Is Microcosm an evolving project?
Yes, we’ve very much evolved over the last fifteen years. Just looking at the last five or so, we’ve been able to adapt and do “real” books where we take on an editorial role, do design work, and produce something as a group effort. Even five years ago we were simply doing production work—scanning, digitizing masters, sending to print, and distributing. I think that’s our biggest accomplishment of late. We’re now able to make a book better and work like an artistic brain rather than just a production brain.
How do you think the project might change in the future? Are there any particular new things you’d like to try doing?
We’ve lost at lot of money on certain projects over the last four years and as a result are toning and shaping our efforts to focus more exclusively on zines and books about how to do something in the 128-160 page range. We decided this at our annual meeting last May but it takes many months to implement.
For the sake of maintaining our own interest, there are many things we’ve tried or would like to try. We had a big push towards more books with original content instead of reprints, like we used to do. At certain points there have been pushes to do books about current events issues like American Apparel or Suicide Girls and their inherent contradictions.

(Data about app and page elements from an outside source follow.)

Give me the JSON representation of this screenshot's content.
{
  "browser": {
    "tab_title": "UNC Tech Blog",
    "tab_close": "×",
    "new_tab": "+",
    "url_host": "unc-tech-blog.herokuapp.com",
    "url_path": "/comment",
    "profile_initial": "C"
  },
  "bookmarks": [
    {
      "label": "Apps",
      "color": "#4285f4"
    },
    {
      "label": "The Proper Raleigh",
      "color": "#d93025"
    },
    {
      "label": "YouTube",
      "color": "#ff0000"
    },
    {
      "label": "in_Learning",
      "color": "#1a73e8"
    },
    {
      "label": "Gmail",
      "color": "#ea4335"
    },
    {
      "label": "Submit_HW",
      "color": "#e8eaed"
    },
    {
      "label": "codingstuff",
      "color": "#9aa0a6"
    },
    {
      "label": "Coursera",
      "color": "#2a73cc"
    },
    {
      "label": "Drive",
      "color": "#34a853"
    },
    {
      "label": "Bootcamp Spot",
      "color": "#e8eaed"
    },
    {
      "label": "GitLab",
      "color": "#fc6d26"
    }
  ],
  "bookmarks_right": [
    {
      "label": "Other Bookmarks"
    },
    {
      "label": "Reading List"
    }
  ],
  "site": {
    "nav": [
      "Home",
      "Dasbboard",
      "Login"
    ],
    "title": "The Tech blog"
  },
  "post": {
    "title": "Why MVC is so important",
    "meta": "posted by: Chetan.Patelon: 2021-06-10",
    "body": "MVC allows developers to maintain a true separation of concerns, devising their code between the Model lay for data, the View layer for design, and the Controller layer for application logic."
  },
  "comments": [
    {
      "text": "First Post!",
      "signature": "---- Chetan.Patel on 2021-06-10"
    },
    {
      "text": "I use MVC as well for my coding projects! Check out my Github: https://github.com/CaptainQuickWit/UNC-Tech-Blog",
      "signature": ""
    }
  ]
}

But because we are unable to pay a standard book advance, we have to work with people who can afford to be paid incremental royalties across many years instead of a lump sum in advance.